== WHAT THE TASK ASKS ==
In the listing below, pick out lines with "Server".

== RECORDS FOR THE EXERCISE ==
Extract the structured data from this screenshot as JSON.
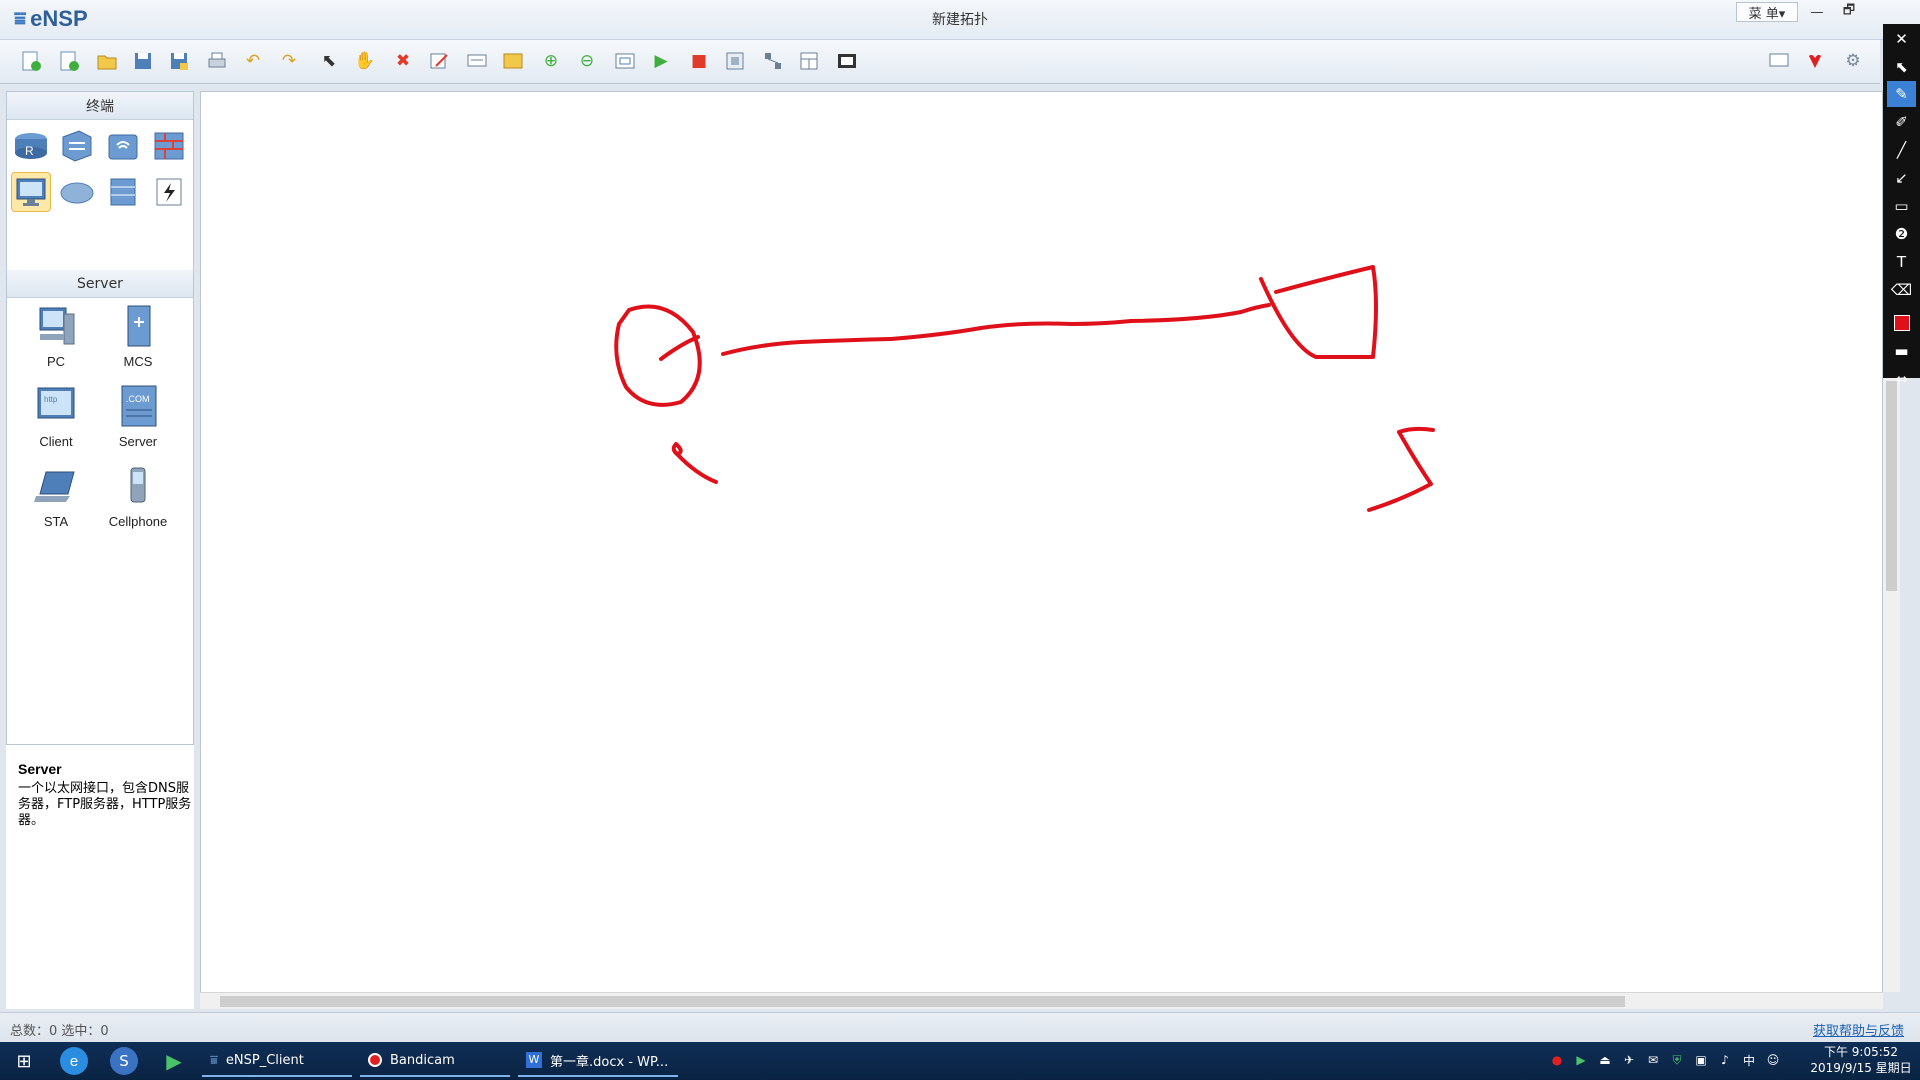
{
  "window": {
    "app_name": "eNSP",
    "title": "新建拓扑",
    "menu_label": "菜 单▾",
    "minimize_label": "—",
    "maximize_label": "🗗",
    "close_label": "✕"
  },
  "left_panel": {
    "category_header": "终端",
    "device_header": "Server",
    "devices": [
      {
        "label": "PC"
      },
      {
        "label": "MCS"
      },
      {
        "label": "Client"
      },
      {
        "label": "Server"
      },
      {
        "label": "STA"
      },
      {
        "label": "Cellphone"
      }
    ],
    "description": {
      "title": "Server",
      "text": "一个以太网接口，包含DNS服务器，FTP服务器，HTTP服务器。"
    }
  },
  "status": {
    "summary": "总数：0 选中：0",
    "help_link": "获取帮助与反馈"
  },
  "taskbar": {
    "items": [
      {
        "label": "eNSP_Client"
      },
      {
        "label": "Bandicam"
      },
      {
        "label": "第一章.docx - WP..."
      }
    ],
    "clock_time": "下午 9:05:52",
    "clock_date": "2019/9/15 星期日",
    "ime_label": "中"
  },
  "annotation": {
    "ink_color": "#e0101a"
  }
}
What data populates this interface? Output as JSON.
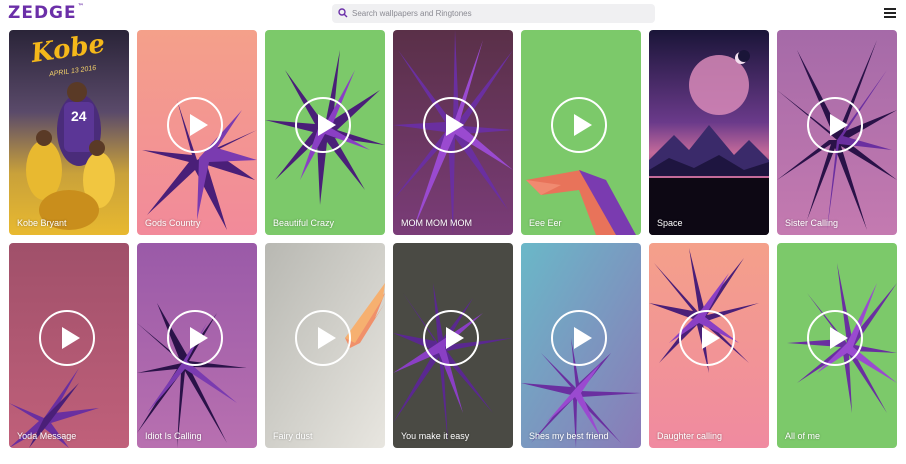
{
  "header": {
    "logo": "ZEDGE",
    "logo_mark": "™",
    "search_placeholder": "Search wallpapers and Ringtones",
    "search_icon": "search-icon",
    "menu_icon": "hamburger-menu-icon"
  },
  "colors": {
    "brand": "#6b2fa8",
    "search_bg": "#f0f0f2"
  },
  "tiles": [
    {
      "label": "Kobe Bryant",
      "type": "wallpaper"
    },
    {
      "label": "Gods Country",
      "type": "ringtone"
    },
    {
      "label": "Beautiful Crazy",
      "type": "ringtone"
    },
    {
      "label": "MOM MOM MOM",
      "type": "ringtone"
    },
    {
      "label": "Eee Eer",
      "type": "ringtone"
    },
    {
      "label": "Space",
      "type": "wallpaper"
    },
    {
      "label": "Sister Calling",
      "type": "ringtone"
    },
    {
      "label": "Yoda Message",
      "type": "ringtone"
    },
    {
      "label": "Idiot Is Calling",
      "type": "ringtone"
    },
    {
      "label": "Fairy dust",
      "type": "ringtone"
    },
    {
      "label": "You make it easy",
      "type": "ringtone"
    },
    {
      "label": "Shes my best friend",
      "type": "ringtone"
    },
    {
      "label": "Daughter calling",
      "type": "ringtone"
    },
    {
      "label": "All of me",
      "type": "ringtone"
    }
  ],
  "kobe_art": {
    "title": "Kobe",
    "subtitle": "APRIL 13 2016",
    "jersey": "24"
  }
}
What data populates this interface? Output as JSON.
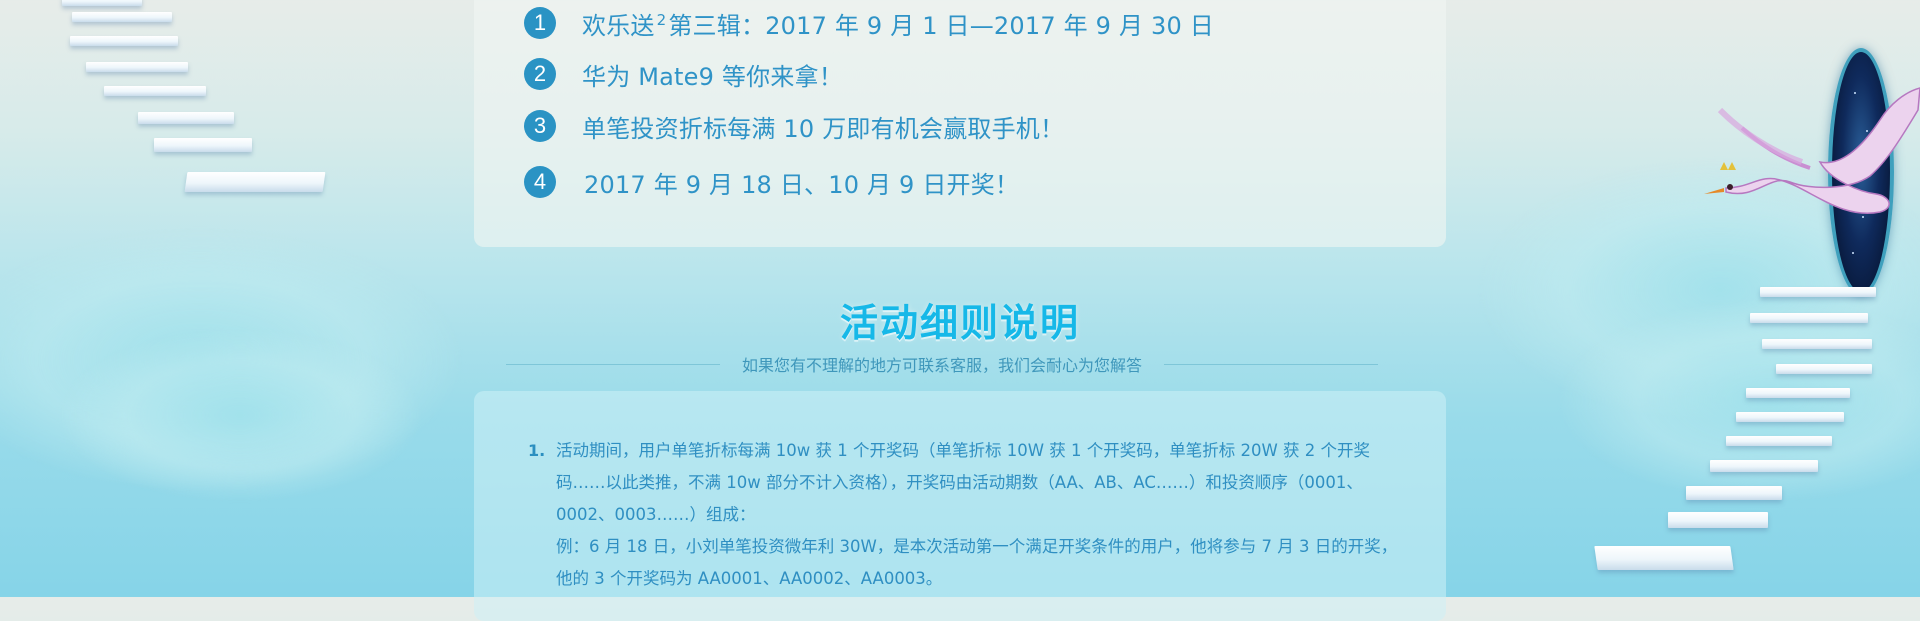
{
  "prizes": [
    {
      "num": "1",
      "text_before": "欢乐送",
      "sup": "2",
      "text_after": "第三辑：2017 年 9 月 1 日—2017 年 9 月 30 日"
    },
    {
      "num": "2",
      "text": "华为 Mate9 等你来拿！"
    },
    {
      "num": "3",
      "text": "单笔投资折标每满 10 万即有机会赢取手机！"
    },
    {
      "num": "4",
      "text": "2017 年 9 月 18 日、10 月 9 日开奖！"
    }
  ],
  "section": {
    "title": "活动细则说明",
    "subtitle": "如果您有不理解的地方可联系客服，我们会耐心为您解答"
  },
  "rules": [
    {
      "num": "1.",
      "text": "活动期间，用户单笔折标每满 10w 获 1 个开奖码（单笔折标 10W 获 1 个开奖码，单笔折标 20W 获 2 个开奖码……以此类推，不满 10w 部分不计入资格），开奖码由活动期数（AA、AB、AC……）和投资顺序（0001、0002、0003……）组成：",
      "example": "例：6 月 18 日，小刘单笔投资微年利 30W，是本次活动第一个满足开奖条件的用户，他将参与 7 月 3 日的开奖，他的 3 个开奖码为 AA0001、AA0002、AA0003。"
    }
  ],
  "colors": {
    "accent": "#2a93c4",
    "title": "#16b8e8",
    "text": "#2f93c7"
  }
}
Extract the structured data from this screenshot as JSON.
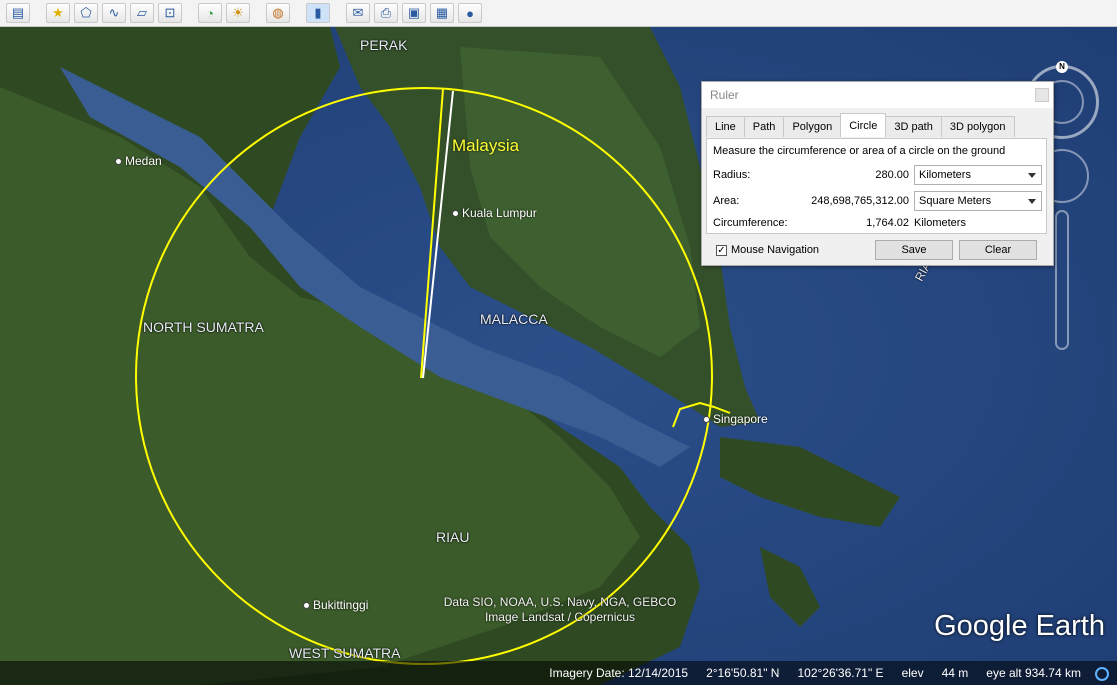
{
  "toolbar": {
    "buttons": [
      "sidebar",
      "placemark",
      "polygon",
      "path",
      "image-overlay",
      "record-tour",
      "historical-imagery",
      "sunlight",
      "planets",
      "ruler",
      "email",
      "print",
      "save-image",
      "view-in-maps",
      "google-earth"
    ]
  },
  "map": {
    "labels": {
      "perak": "PERAK",
      "north_sumatra": "NORTH SUMATRA",
      "malacca": "MALACCA",
      "riau": "RIAU",
      "riau_islands": "RIAU IS",
      "west_sumatra": "WEST SUMATRA",
      "malaysia": "Malaysia"
    },
    "cities": {
      "medan": "Medan",
      "kuala_lumpur": "Kuala Lumpur",
      "singapore": "Singapore",
      "bukittinggi": "Bukittinggi"
    },
    "attribution_line1": "Data SIO, NOAA, U.S. Navy, NGA, GEBCO",
    "attribution_line2": "Image Landsat / Copernicus",
    "logo": "Google Earth",
    "compass_north": "N"
  },
  "status": {
    "imagery_date": "Imagery Date: 12/14/2015",
    "lat": "2°16'50.81\" N",
    "lon": "102°26'36.71\" E",
    "elev_label": "elev",
    "elev_value": "44 m",
    "eye_alt": "eye alt 934.74 km"
  },
  "ruler": {
    "title": "Ruler",
    "tabs": [
      "Line",
      "Path",
      "Polygon",
      "Circle",
      "3D path",
      "3D polygon"
    ],
    "active_tab": "Circle",
    "description": "Measure the circumference or area of a circle on the ground",
    "radius_label": "Radius:",
    "radius_value": "280.00",
    "radius_unit": "Kilometers",
    "area_label": "Area:",
    "area_value": "248,698,765,312.00",
    "area_unit": "Square Meters",
    "circumference_label": "Circumference:",
    "circumference_value": "1,764.02",
    "circumference_unit": "Kilometers",
    "mouse_navigation": "Mouse Navigation",
    "mouse_navigation_checked": "✓",
    "save": "Save",
    "clear": "Clear"
  }
}
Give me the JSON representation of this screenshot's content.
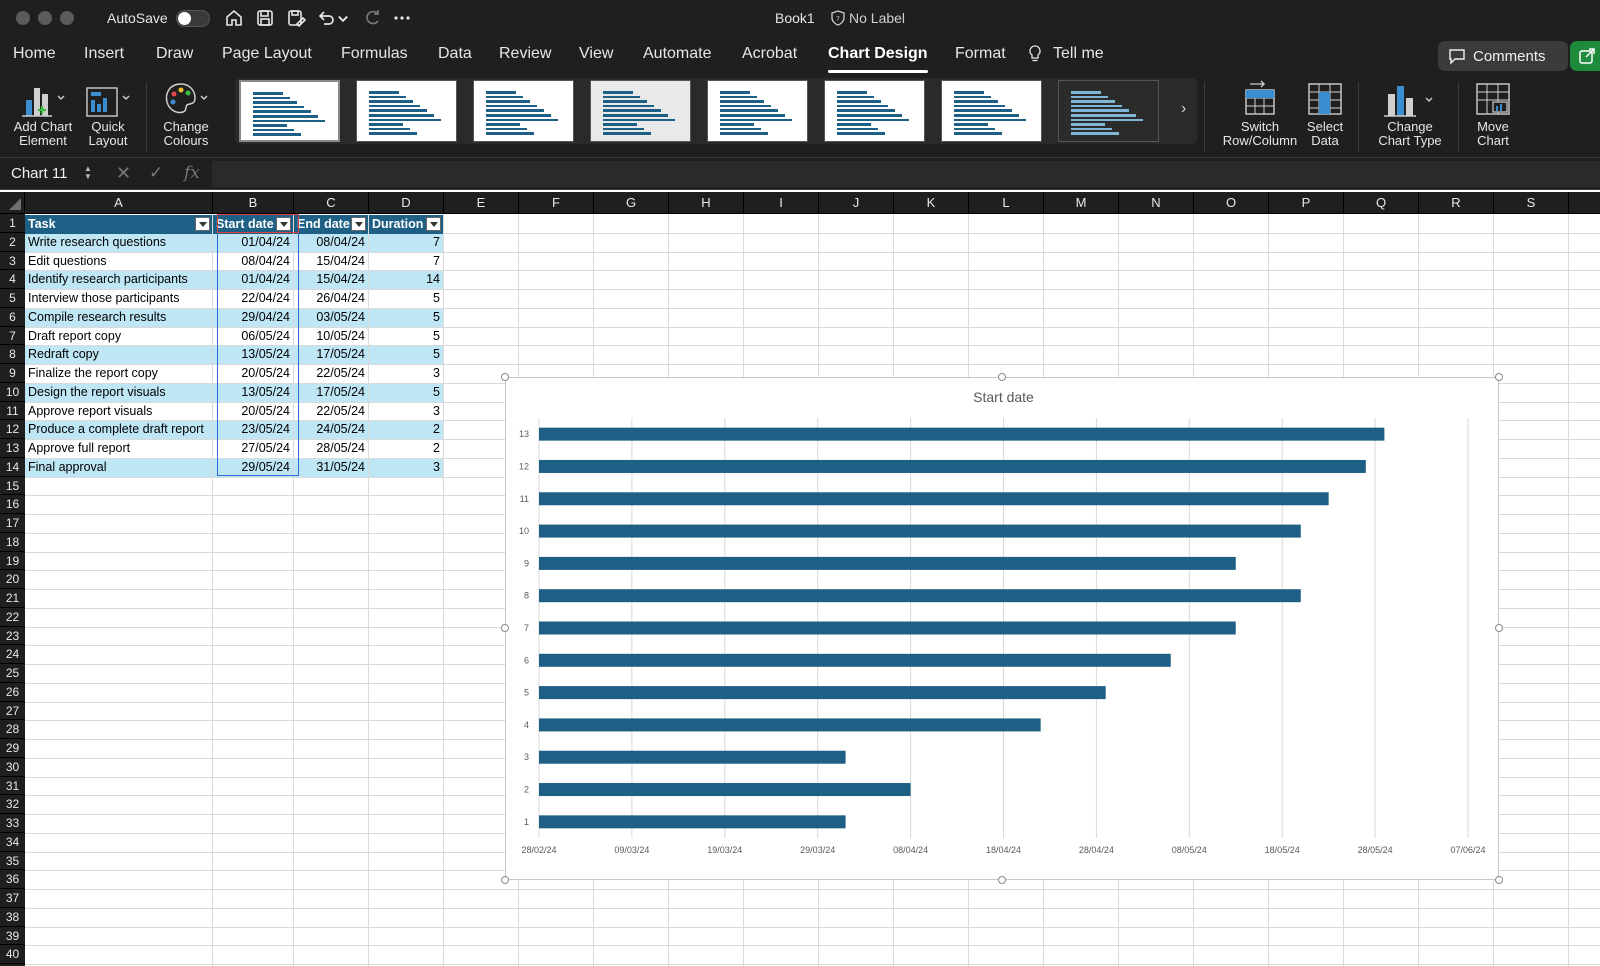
{
  "titlebar": {
    "autosave_label": "AutoSave",
    "doc_title": "Book1",
    "sensitivity_label": "No Label"
  },
  "tabs": [
    "Home",
    "Insert",
    "Draw",
    "Page Layout",
    "Formulas",
    "Data",
    "Review",
    "View",
    "Automate",
    "Acrobat",
    "Chart Design",
    "Format",
    "Tell me"
  ],
  "active_tab": "Chart Design",
  "comments_label": "Comments",
  "ribbon": {
    "add_chart_element": "Add Chart\nElement",
    "quick_layout": "Quick\nLayout",
    "change_colours": "Change\nColours",
    "switch_row_column": "Switch\nRow/Column",
    "select_data": "Select\nData",
    "change_chart_type": "Change\nChart Type",
    "move_chart": "Move\nChart"
  },
  "formula_bar": {
    "name_box": "Chart 11",
    "fx_label": "fx"
  },
  "columns": [
    "A",
    "B",
    "C",
    "D",
    "E",
    "F",
    "G",
    "H",
    "I",
    "J",
    "K",
    "L",
    "M",
    "N",
    "O",
    "P",
    "Q",
    "R",
    "S"
  ],
  "rows": [
    "1",
    "2",
    "3",
    "4",
    "5",
    "6",
    "7",
    "8",
    "9",
    "10",
    "11",
    "12",
    "13",
    "14",
    "15",
    "16",
    "17",
    "18",
    "19",
    "20",
    "21",
    "22",
    "23",
    "24",
    "25",
    "26",
    "27",
    "28",
    "29",
    "30",
    "31",
    "32",
    "33",
    "34",
    "35",
    "36",
    "37",
    "38",
    "39",
    "40"
  ],
  "table": {
    "headers": [
      "Task",
      "Start date",
      "End date",
      "Duration"
    ],
    "rows": [
      [
        "Write research questions",
        "01/04/24",
        "08/04/24",
        "7"
      ],
      [
        "Edit questions",
        "08/04/24",
        "15/04/24",
        "7"
      ],
      [
        "Identify research participants",
        "01/04/24",
        "15/04/24",
        "14"
      ],
      [
        "Interview those participants",
        "22/04/24",
        "26/04/24",
        "5"
      ],
      [
        "Compile research results",
        "29/04/24",
        "03/05/24",
        "5"
      ],
      [
        "Draft report copy",
        "06/05/24",
        "10/05/24",
        "5"
      ],
      [
        "Redraft copy",
        "13/05/24",
        "17/05/24",
        "5"
      ],
      [
        "Finalize the report copy",
        "20/05/24",
        "22/05/24",
        "3"
      ],
      [
        "Design the report visuals",
        "13/05/24",
        "17/05/24",
        "5"
      ],
      [
        "Approve report visuals",
        "20/05/24",
        "22/05/24",
        "3"
      ],
      [
        "Produce a complete draft report",
        "23/05/24",
        "24/05/24",
        "2"
      ],
      [
        "Approve full report",
        "27/05/24",
        "28/05/24",
        "2"
      ],
      [
        "Final approval",
        "29/05/24",
        "31/05/24",
        "3"
      ]
    ]
  },
  "chart_data": {
    "type": "bar",
    "orientation": "horizontal",
    "title": "Start date",
    "categories": [
      "1",
      "2",
      "3",
      "4",
      "5",
      "6",
      "7",
      "8",
      "9",
      "10",
      "11",
      "12",
      "13"
    ],
    "values": [
      "01/04/24",
      "08/04/24",
      "01/04/24",
      "22/04/24",
      "29/04/24",
      "06/05/24",
      "13/05/24",
      "20/05/24",
      "13/05/24",
      "20/05/24",
      "23/05/24",
      "27/05/24",
      "29/05/24"
    ],
    "x_ticks": [
      "28/02/24",
      "09/03/24",
      "19/03/24",
      "29/03/24",
      "08/04/24",
      "18/04/24",
      "28/04/24",
      "08/05/24",
      "18/05/24",
      "28/05/24",
      "07/06/24"
    ],
    "xlim": [
      "28/02/24",
      "07/06/24"
    ],
    "grid": true,
    "legend": "none",
    "bar_color": "#1d5f85"
  },
  "colors": {
    "accent": "#1d5f85",
    "table_band": "#bfe6f5",
    "ribbon_bg": "#1f1f1f",
    "share_green": "#1e8a3c"
  }
}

== WORKED SOLUTION ==
    "device_header": "Server",
        "label": "Server"
      "title": "Server",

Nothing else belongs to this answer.